Most initial work is being undertaken at the Sanger Centre, part of the Wellcome Trust Genome Campus at Hinxton, where a third of the human genome is also being sequenced. Julian Parkhill, a computer biologist in Sanger's pathogen group, explained that the coding sequence of C. jejuni is being made available annotated with predicted proteins. Database searches will also be offered for each of the numbered proteins. "This will provide users with a direct source of structural information on the proteins, including, for example, the kinds of motifs involved. In this way we hope to encourage meaningful dialogue among users," he said.
The trust seeks to ensure that genome sequences are widely distributed, and committed Beowulf at the outset to making its sequence data freely available to all scientific users.

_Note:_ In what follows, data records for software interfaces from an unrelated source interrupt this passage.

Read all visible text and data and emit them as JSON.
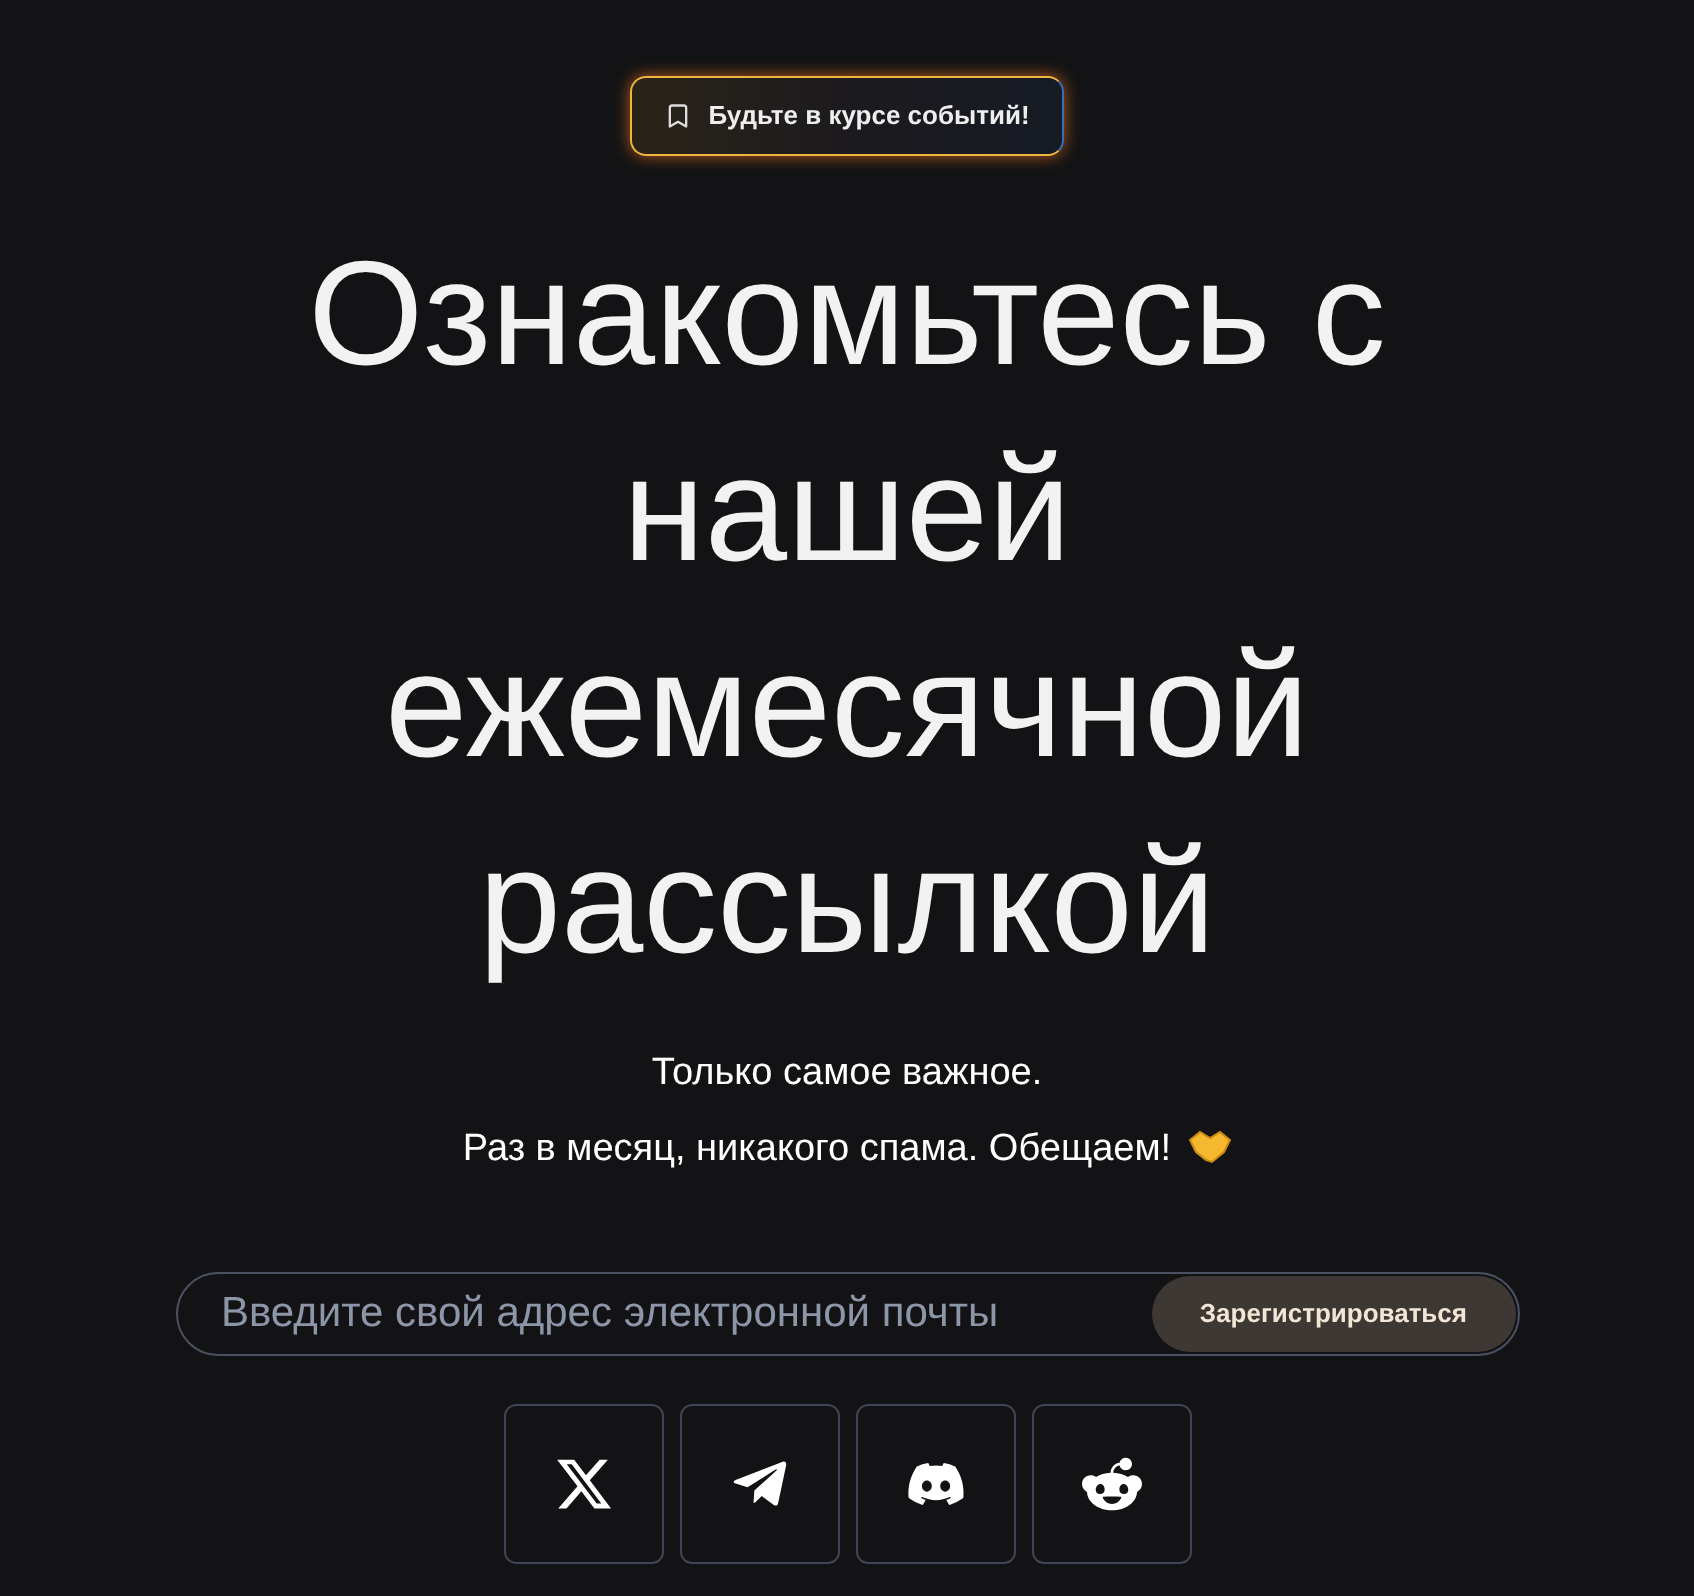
{
  "badge": {
    "label": "Будьте в курсе событий!"
  },
  "title": "Ознакомьтесь с нашей ежемесячной рассылкой",
  "subtitle": [
    "Только самое важное.",
    "Раз в месяц, никакого спама. Обещаем!"
  ],
  "signup": {
    "placeholder": "Введите свой адрес электронной почты",
    "button": "Зарегистрироваться"
  },
  "socials": [
    {
      "kind": "x"
    },
    {
      "kind": "telegram"
    },
    {
      "kind": "discord"
    },
    {
      "kind": "reddit"
    }
  ]
}
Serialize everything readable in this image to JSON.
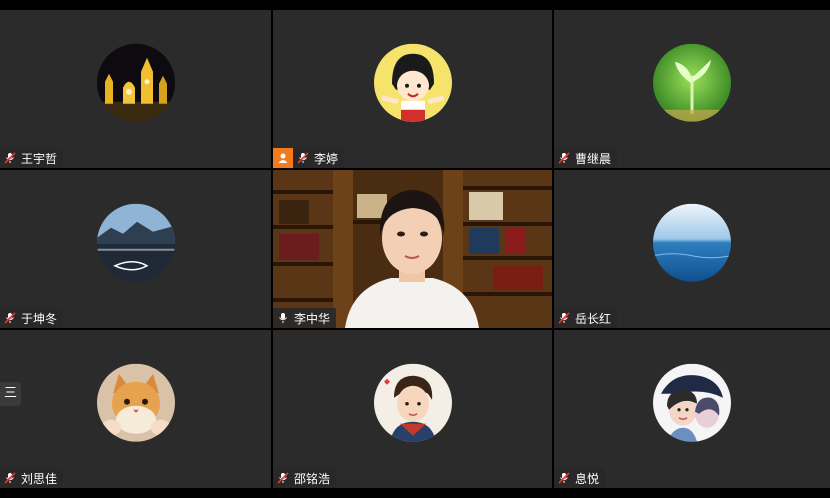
{
  "participants": [
    {
      "name": "王宇哲",
      "avatar": "night-palace-icon"
    },
    {
      "name": "李婷",
      "avatar": "cartoon-girl-icon",
      "host": true
    },
    {
      "name": "曹继晨",
      "avatar": "sprout-icon"
    },
    {
      "name": "于坤冬",
      "avatar": "lake-mountain-icon"
    },
    {
      "name": "李中华",
      "avatar": "video-feed",
      "speaking": true
    },
    {
      "name": "岳长红",
      "avatar": "ocean-sky-icon"
    },
    {
      "name": "刘思佳",
      "avatar": "cat-icon"
    },
    {
      "name": "邵铭浩",
      "avatar": "cartoon-boy-icon"
    },
    {
      "name": "息悦",
      "avatar": "illustrated-woman-icon"
    }
  ],
  "side_label": "三",
  "colors": {
    "tile_bg": "#2b2b2b",
    "host_badge": "#f37b1d",
    "muted_mic": "#e53935"
  }
}
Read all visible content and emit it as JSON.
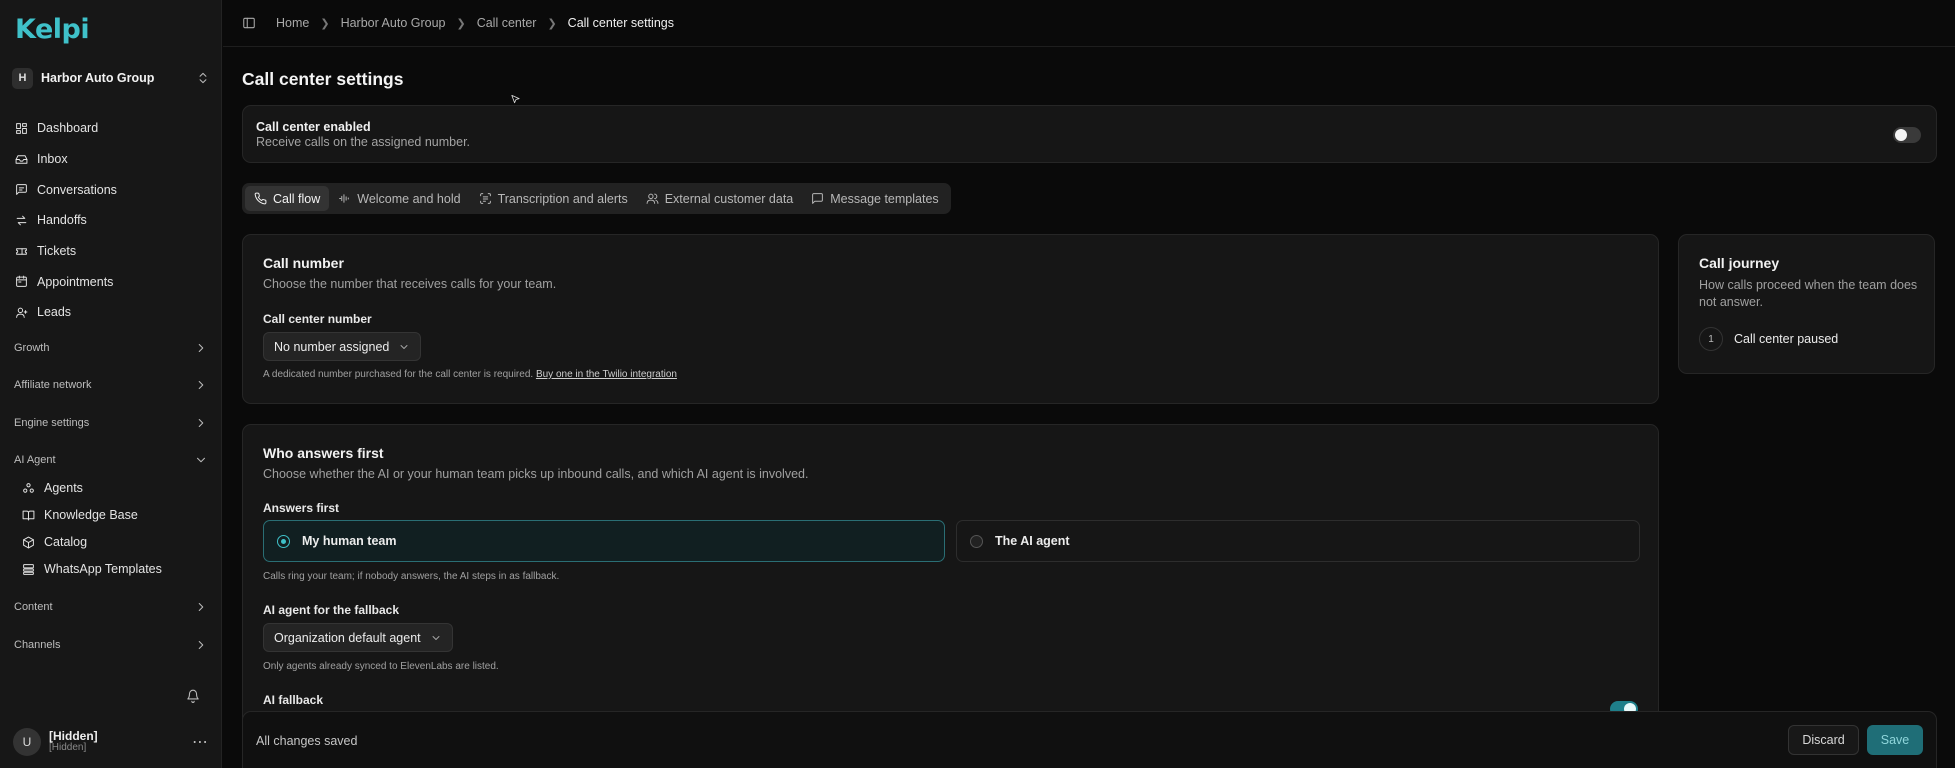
{
  "app": {
    "logo": "Kelpi"
  },
  "org": {
    "initial": "H",
    "name": "Harbor Auto Group"
  },
  "nav": {
    "items": [
      {
        "label": "Dashboard",
        "icon": "dashboard-icon"
      },
      {
        "label": "Inbox",
        "icon": "inbox-icon"
      },
      {
        "label": "Conversations",
        "icon": "conversations-icon"
      },
      {
        "label": "Handoffs",
        "icon": "handoffs-icon"
      },
      {
        "label": "Tickets",
        "icon": "tickets-icon"
      },
      {
        "label": "Appointments",
        "icon": "calendar-icon"
      },
      {
        "label": "Leads",
        "icon": "leads-icon"
      }
    ],
    "sections": {
      "growth": "Growth",
      "affiliate": "Affiliate network",
      "engine": "Engine settings",
      "ai_agent": "AI Agent",
      "content": "Content",
      "channels": "Channels"
    },
    "ai_agent_items": {
      "agents": "Agents",
      "knowledge": "Knowledge Base",
      "catalog": "Catalog",
      "whatsapp": "WhatsApp Templates"
    }
  },
  "user": {
    "initial": "U",
    "name": "[Hidden]",
    "email": "[Hidden]"
  },
  "breadcrumb": {
    "home": "Home",
    "org": "Harbor Auto Group",
    "call_center": "Call center",
    "current": "Call center settings"
  },
  "page": {
    "title": "Call center settings"
  },
  "enable": {
    "title": "Call center enabled",
    "subtitle": "Receive calls on the assigned number.",
    "enabled": false
  },
  "tabs": {
    "call_flow": "Call flow",
    "welcome": "Welcome and hold",
    "transcription": "Transcription and alerts",
    "external": "External customer data",
    "templates": "Message templates"
  },
  "call_number": {
    "title": "Call number",
    "subtitle": "Choose the number that receives calls for your team.",
    "label": "Call center number",
    "value": "No number assigned",
    "hint": "A dedicated number purchased for the call center is required.",
    "hint_link": "Buy one in the Twilio integration"
  },
  "who_answers": {
    "title": "Who answers first",
    "subtitle": "Choose whether the AI or your human team picks up inbound calls, and which AI agent is involved.",
    "label": "Answers first",
    "option_human": "My human team",
    "option_ai": "The AI agent",
    "selected": "My human team",
    "hint": "Calls ring your team; if nobody answers, the AI steps in as fallback.",
    "agent_label": "AI agent for the fallback",
    "agent_value": "Organization default agent",
    "agent_hint": "Only agents already synced to ElevenLabs are listed.",
    "fallback_label": "AI fallback",
    "fallback_enabled": true
  },
  "journey": {
    "title": "Call journey",
    "subtitle": "How calls proceed when the team does not answer.",
    "step_num": "1",
    "step_text": "Call center paused"
  },
  "savebar": {
    "status": "All changes saved",
    "discard": "Discard",
    "save": "Save"
  },
  "colors": {
    "accent": "#3fc1c9",
    "background": "#0a0a0a",
    "card": "#161616"
  }
}
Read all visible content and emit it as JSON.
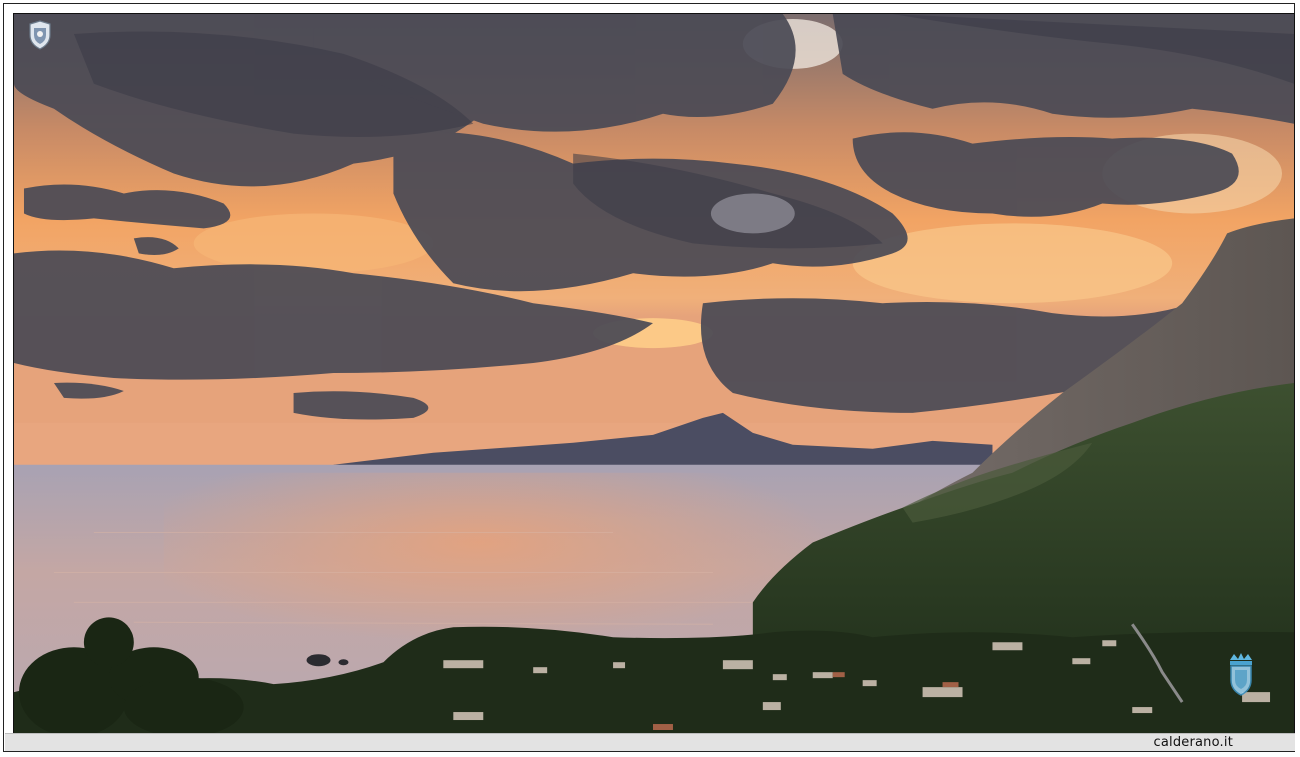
{
  "watermark": {
    "site": "calderano.it",
    "top_left_logo_icon": "crest-icon",
    "bottom_right_logo_icon": "crest-icon"
  },
  "colors": {
    "sky_glow": "#f0a060",
    "cloud_dark": "#4a4a55",
    "sea": "#b9a7a8",
    "mountain_silhouette": "#4b4d62",
    "vegetation": "#27381f"
  }
}
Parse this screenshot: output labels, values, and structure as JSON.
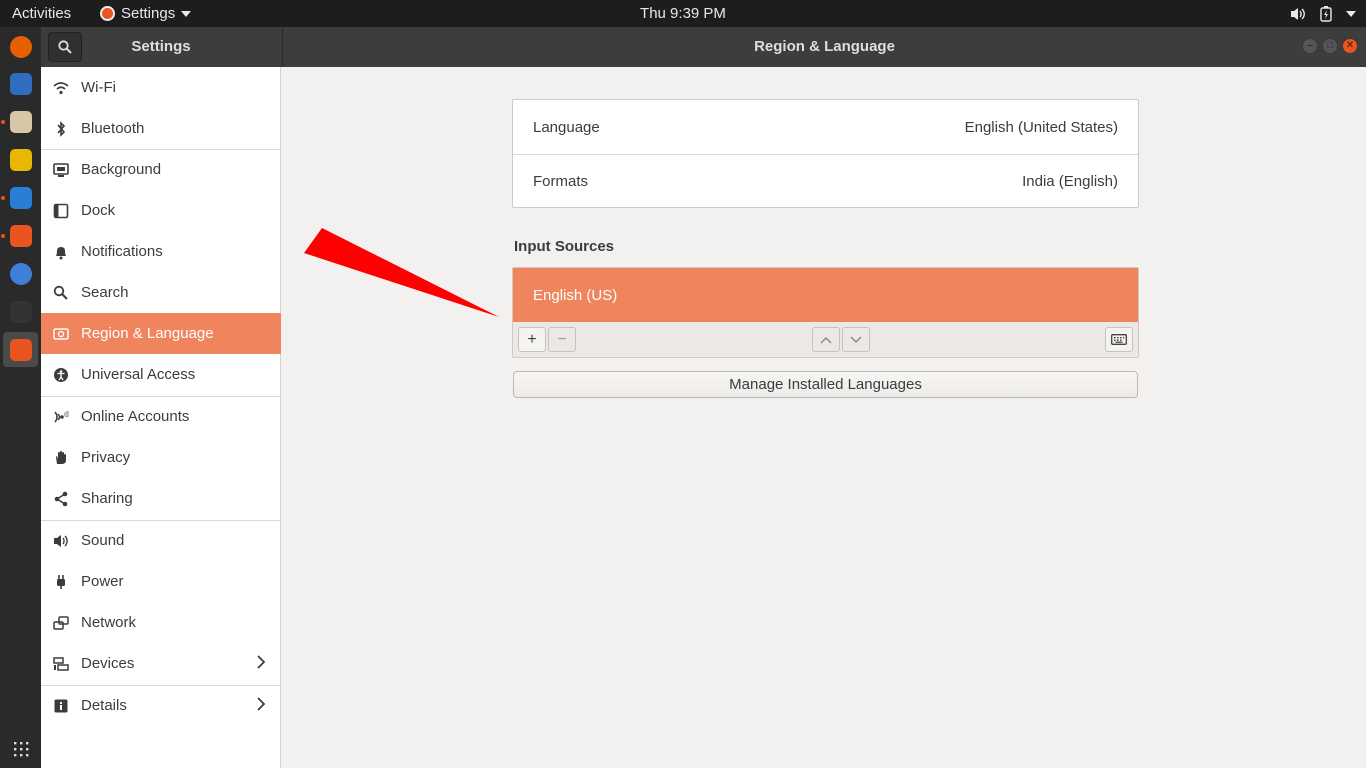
{
  "topbar": {
    "activities": "Activities",
    "app_name": "Settings",
    "clock": "Thu  9:39 PM"
  },
  "dock": {
    "apps": [
      {
        "icon": "firefox-icon",
        "color": "#e66000",
        "running": false
      },
      {
        "icon": "thunderbird-icon",
        "color": "#2f6dbf",
        "running": false
      },
      {
        "icon": "file-manager-icon",
        "color": "#d7c7a7",
        "running": true
      },
      {
        "icon": "rhythmbox-icon",
        "color": "#e8b800",
        "running": false
      },
      {
        "icon": "libreoffice-writer-icon",
        "color": "#2a7fd4",
        "running": true
      },
      {
        "icon": "software-center-icon",
        "color": "#e95420",
        "running": true
      },
      {
        "icon": "chromium-icon",
        "color": "#3d7fd9",
        "running": false
      },
      {
        "icon": "terminal-icon",
        "color": "#333333",
        "running": false
      },
      {
        "icon": "settings-icon",
        "color": "#e95420",
        "running": false
      }
    ],
    "show_apps_icon": "grid-icon"
  },
  "header": {
    "left_title": "Settings",
    "main_title": "Region & Language"
  },
  "sidebar": {
    "items": [
      {
        "label": "Wi-Fi",
        "icon": "wifi-icon"
      },
      {
        "label": "Bluetooth",
        "icon": "bluetooth-icon"
      },
      {
        "label": "Background",
        "icon": "background-icon"
      },
      {
        "label": "Dock",
        "icon": "dock-icon"
      },
      {
        "label": "Notifications",
        "icon": "bell-icon"
      },
      {
        "label": "Search",
        "icon": "search-icon"
      },
      {
        "label": "Region & Language",
        "icon": "region-icon",
        "selected": true
      },
      {
        "label": "Universal Access",
        "icon": "accessibility-icon"
      },
      {
        "label": "Online Accounts",
        "icon": "online-accounts-icon"
      },
      {
        "label": "Privacy",
        "icon": "hand-icon"
      },
      {
        "label": "Sharing",
        "icon": "share-icon"
      },
      {
        "label": "Sound",
        "icon": "speaker-icon"
      },
      {
        "label": "Power",
        "icon": "power-plug-icon"
      },
      {
        "label": "Network",
        "icon": "network-icon"
      },
      {
        "label": "Devices",
        "icon": "devices-icon",
        "has_submenu": true
      },
      {
        "label": "Details",
        "icon": "info-icon",
        "has_submenu": true
      }
    ]
  },
  "main": {
    "language_label": "Language",
    "language_value": "English (United States)",
    "formats_label": "Formats",
    "formats_value": "India (English)",
    "input_sources_title": "Input Sources",
    "input_sources": [
      "English (US)"
    ],
    "add_symbol": "+",
    "remove_symbol": "−",
    "manage_button": "Manage Installed Languages"
  },
  "colors": {
    "selection": "#f0855d",
    "accent": "#e95420",
    "annotation_arrow": "#ff0000"
  }
}
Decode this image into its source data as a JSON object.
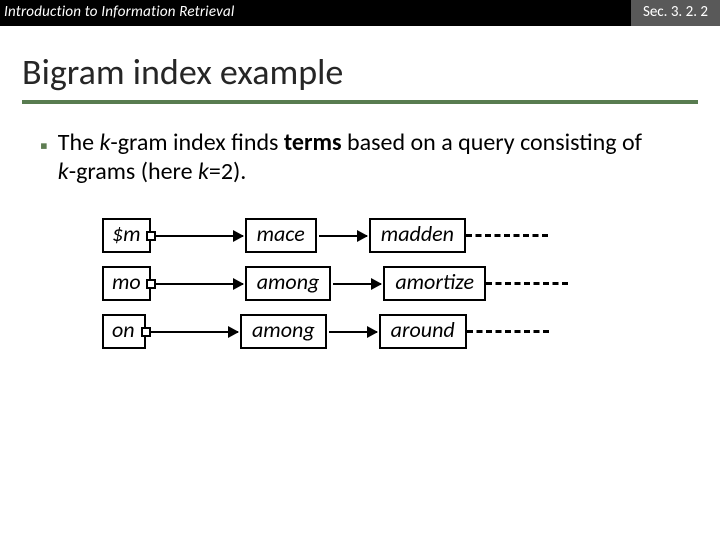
{
  "header": {
    "left": "Introduction to Information Retrieval",
    "right": "Sec. 3. 2. 2"
  },
  "title": "Bigram index example",
  "bullet": {
    "pre": "The ",
    "k": "k",
    "mid1": "-gram index finds ",
    "terms": "terms",
    "mid2": " based on a query consisting of ",
    "k2": "k",
    "mid3": "-grams (here ",
    "k3": "k",
    "tail": "=2)."
  },
  "chains": [
    {
      "key": "$m",
      "t1": "mace",
      "t2": "madden"
    },
    {
      "key": "mo",
      "t1": "among",
      "t2": "amortize"
    },
    {
      "key": "on",
      "t1": "among",
      "t2": "around"
    }
  ]
}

"The more people who are endowed with the latest information, the faster science will progress," observed Celia Caulcott, Beowulf's program manager.
But, she added, that arrangement wasn't palatable to potential commercial collaborators. "We were very keen at the outset to involve industry in the venture, but the issue of public access led to a lukewarm response. Companies we approached also wanted to see some evidence of results before committing themselves," Caulcott observed.
Of the philosophy behind Beowulf, Caulcott explained, "Beowulf will increase our understanding of the genetics of pathogens. But this is not an end in itself, more a set of tools with which to work. Short-term benefits will include improved targets for vaccine development, testing, and treatment of disease, but in the longer term we are seeking a far better understanding of the host-pathogen interaction and the associated insights this may bring to new kinds of intervention."
Beowulf will support sequencing of up to 10 microbial genomes during the coming year. In addition to C. jejuni, Caulcott said, "good progress is being made with Bordetella pertussis (whooping cough) and Yersinia pestis (plague), for which the shotgun is complete. Salmonella typhi and Clostridium difficile (gut pathogens) are next on the list," she added.
Pilot projects have been launched to sequence parts of the genomes of the human pathogens Leishmania major Freidlin, a tropical health hazard, and Trypanosoma brucei, which causes sleeping sickness and is a major cattle parasite in Africa.
Caulcott said criteria such as a disease's burden, the capacity of the genetics community to exploit the data, and the sequencing status of the organism elsewhere are considered when choosing subjects for study at Beowulf. Sequences claimed by industry are not necessarily excluded. "So far we have only funded the sequencing of organisms we know are not being sequenced elsewhere. But, along with the US National Institutes of Health, we see no reason to limit the field in this way indefinitely. Although industry has funded the sequencing of many pathogens, there is absolutely no evidence so far of them sharing these data," she noted.
Beowulf has also entered a collaborative venture with the UK Biotechnology and Biological Sciences Research Council to sequence Streptomyces coelicolor, a model organism for antibiotic production. Another area of potential interest involves those veterinary pathogens that could most beneficially be sequenced, but there is a question about the successful exploitation of such data, according to Caulcott."We would dearly like to raise the profile of genome sequencing within the veterinary community," she said. "Although a number of possible targets have been identified, it's not clear at the moment to what extent the veterinary science community will benefit from such sequencing projects."
The Wellcome Trust recently announced another £10 million in funding for Beowulf and more support is anticipated in the future. Caulcott was optimistic about finding additional financing. "We are still interested in developing further collaborations, commercial and academic, to maximize the quantity and quality of microbial genome sequence data that could be obtained in the next five years," she concluded.